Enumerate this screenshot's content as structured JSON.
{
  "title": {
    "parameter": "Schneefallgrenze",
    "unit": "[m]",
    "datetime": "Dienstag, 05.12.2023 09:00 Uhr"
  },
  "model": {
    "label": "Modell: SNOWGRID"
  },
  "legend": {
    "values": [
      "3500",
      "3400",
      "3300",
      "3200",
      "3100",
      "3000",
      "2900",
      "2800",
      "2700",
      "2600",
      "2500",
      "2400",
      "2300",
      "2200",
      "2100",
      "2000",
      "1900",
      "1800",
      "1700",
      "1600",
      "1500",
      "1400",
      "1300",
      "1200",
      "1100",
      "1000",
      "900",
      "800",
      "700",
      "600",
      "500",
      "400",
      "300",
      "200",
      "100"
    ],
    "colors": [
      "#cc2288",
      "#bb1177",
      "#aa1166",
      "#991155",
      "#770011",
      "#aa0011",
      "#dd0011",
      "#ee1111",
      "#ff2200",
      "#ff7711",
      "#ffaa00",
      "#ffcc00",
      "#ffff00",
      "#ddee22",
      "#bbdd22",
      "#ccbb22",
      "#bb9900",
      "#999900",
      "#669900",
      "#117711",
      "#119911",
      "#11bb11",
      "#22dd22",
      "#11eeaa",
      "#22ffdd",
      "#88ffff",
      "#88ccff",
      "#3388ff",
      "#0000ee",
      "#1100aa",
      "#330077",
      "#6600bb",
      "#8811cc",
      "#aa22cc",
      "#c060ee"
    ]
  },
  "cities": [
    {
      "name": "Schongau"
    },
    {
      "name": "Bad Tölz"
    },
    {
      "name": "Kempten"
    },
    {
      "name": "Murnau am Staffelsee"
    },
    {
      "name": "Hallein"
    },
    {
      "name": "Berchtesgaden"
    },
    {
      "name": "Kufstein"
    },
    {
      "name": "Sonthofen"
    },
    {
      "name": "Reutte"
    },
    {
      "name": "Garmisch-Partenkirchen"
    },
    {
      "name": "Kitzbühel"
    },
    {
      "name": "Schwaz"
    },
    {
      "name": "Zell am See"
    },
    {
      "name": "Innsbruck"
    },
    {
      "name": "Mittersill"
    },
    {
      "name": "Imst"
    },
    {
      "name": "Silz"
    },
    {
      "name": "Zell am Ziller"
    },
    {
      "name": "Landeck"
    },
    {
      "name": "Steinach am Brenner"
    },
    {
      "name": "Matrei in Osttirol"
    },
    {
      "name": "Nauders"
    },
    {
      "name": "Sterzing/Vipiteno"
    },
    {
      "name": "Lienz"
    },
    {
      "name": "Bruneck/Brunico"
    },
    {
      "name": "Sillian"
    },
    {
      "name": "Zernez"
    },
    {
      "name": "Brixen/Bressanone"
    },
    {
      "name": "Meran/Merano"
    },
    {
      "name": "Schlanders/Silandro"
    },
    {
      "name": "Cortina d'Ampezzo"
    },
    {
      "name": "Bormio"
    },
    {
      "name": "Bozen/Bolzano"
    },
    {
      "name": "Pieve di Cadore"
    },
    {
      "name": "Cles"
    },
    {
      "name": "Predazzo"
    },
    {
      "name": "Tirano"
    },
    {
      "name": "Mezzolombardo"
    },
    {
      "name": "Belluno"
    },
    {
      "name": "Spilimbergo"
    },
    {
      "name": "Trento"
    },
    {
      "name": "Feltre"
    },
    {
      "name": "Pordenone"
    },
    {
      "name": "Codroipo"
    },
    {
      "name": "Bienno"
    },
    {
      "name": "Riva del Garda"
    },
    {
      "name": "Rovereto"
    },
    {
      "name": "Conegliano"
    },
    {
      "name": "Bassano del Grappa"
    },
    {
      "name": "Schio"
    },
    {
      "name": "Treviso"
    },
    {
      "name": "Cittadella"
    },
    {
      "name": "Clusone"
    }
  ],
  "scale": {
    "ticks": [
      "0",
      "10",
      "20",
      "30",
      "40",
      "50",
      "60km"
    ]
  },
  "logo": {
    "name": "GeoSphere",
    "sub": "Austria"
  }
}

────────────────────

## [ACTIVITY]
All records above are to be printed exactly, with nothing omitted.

## [FINAL ANSWER]
Enumerate this screenshot's content as structured JSON.
{
  "title": {
    "parameter": "Schneefallgrenze",
    "unit": "[m]",
    "datetime": "Dienstag, 05.12.2023 09:00 Uhr"
  },
  "model": {
    "label": "Modell: SNOWGRID"
  },
  "legend": {
    "values": [
      "3500",
      "3400",
      "3300",
      "3200",
      "3100",
      "3000",
      "2900",
      "2800",
      "2700",
      "2600",
      "2500",
      "2400",
      "2300",
      "2200",
      "2100",
      "2000",
      "1900",
      "1800",
      "1700",
      "1600",
      "1500",
      "1400",
      "1300",
      "1200",
      "1100",
      "1000",
      "900",
      "800",
      "700",
      "600",
      "500",
      "400",
      "300",
      "200",
      "100"
    ],
    "colors": [
      "#cc2288",
      "#bb1177",
      "#aa1166",
      "#991155",
      "#770011",
      "#aa0011",
      "#dd0011",
      "#ee1111",
      "#ff2200",
      "#ff7711",
      "#ffaa00",
      "#ffcc00",
      "#ffff00",
      "#ddee22",
      "#bbdd22",
      "#ccbb22",
      "#bb9900",
      "#999900",
      "#669900",
      "#117711",
      "#119911",
      "#11bb11",
      "#22dd22",
      "#11eeaa",
      "#22ffdd",
      "#88ffff",
      "#88ccff",
      "#3388ff",
      "#0000ee",
      "#1100aa",
      "#330077",
      "#6600bb",
      "#8811cc",
      "#aa22cc",
      "#c060ee"
    ]
  },
  "cities": [
    {
      "name": "Schongau"
    },
    {
      "name": "Bad Tölz"
    },
    {
      "name": "Kempten"
    },
    {
      "name": "Murnau am Staffelsee"
    },
    {
      "name": "Hallein"
    },
    {
      "name": "Berchtesgaden"
    },
    {
      "name": "Kufstein"
    },
    {
      "name": "Sonthofen"
    },
    {
      "name": "Reutte"
    },
    {
      "name": "Garmisch-Partenkirchen"
    },
    {
      "name": "Kitzbühel"
    },
    {
      "name": "Schwaz"
    },
    {
      "name": "Zell am See"
    },
    {
      "name": "Innsbruck"
    },
    {
      "name": "Mittersill"
    },
    {
      "name": "Imst"
    },
    {
      "name": "Silz"
    },
    {
      "name": "Zell am Ziller"
    },
    {
      "name": "Landeck"
    },
    {
      "name": "Steinach am Brenner"
    },
    {
      "name": "Matrei in Osttirol"
    },
    {
      "name": "Nauders"
    },
    {
      "name": "Sterzing/Vipiteno"
    },
    {
      "name": "Lienz"
    },
    {
      "name": "Bruneck/Brunico"
    },
    {
      "name": "Sillian"
    },
    {
      "name": "Zernez"
    },
    {
      "name": "Brixen/Bressanone"
    },
    {
      "name": "Meran/Merano"
    },
    {
      "name": "Schlanders/Silandro"
    },
    {
      "name": "Cortina d'Ampezzo"
    },
    {
      "name": "Bormio"
    },
    {
      "name": "Bozen/Bolzano"
    },
    {
      "name": "Pieve di Cadore"
    },
    {
      "name": "Cles"
    },
    {
      "name": "Predazzo"
    },
    {
      "name": "Tirano"
    },
    {
      "name": "Mezzolombardo"
    },
    {
      "name": "Belluno"
    },
    {
      "name": "Spilimbergo"
    },
    {
      "name": "Trento"
    },
    {
      "name": "Feltre"
    },
    {
      "name": "Pordenone"
    },
    {
      "name": "Codroipo"
    },
    {
      "name": "Bienno"
    },
    {
      "name": "Riva del Garda"
    },
    {
      "name": "Rovereto"
    },
    {
      "name": "Conegliano"
    },
    {
      "name": "Bassano del Grappa"
    },
    {
      "name": "Schio"
    },
    {
      "name": "Treviso"
    },
    {
      "name": "Cittadella"
    },
    {
      "name": "Clusone"
    }
  ],
  "scale": {
    "ticks": [
      "0",
      "10",
      "20",
      "30",
      "40",
      "50",
      "60km"
    ]
  },
  "logo": {
    "name": "GeoSphere",
    "sub": "Austria"
  }
}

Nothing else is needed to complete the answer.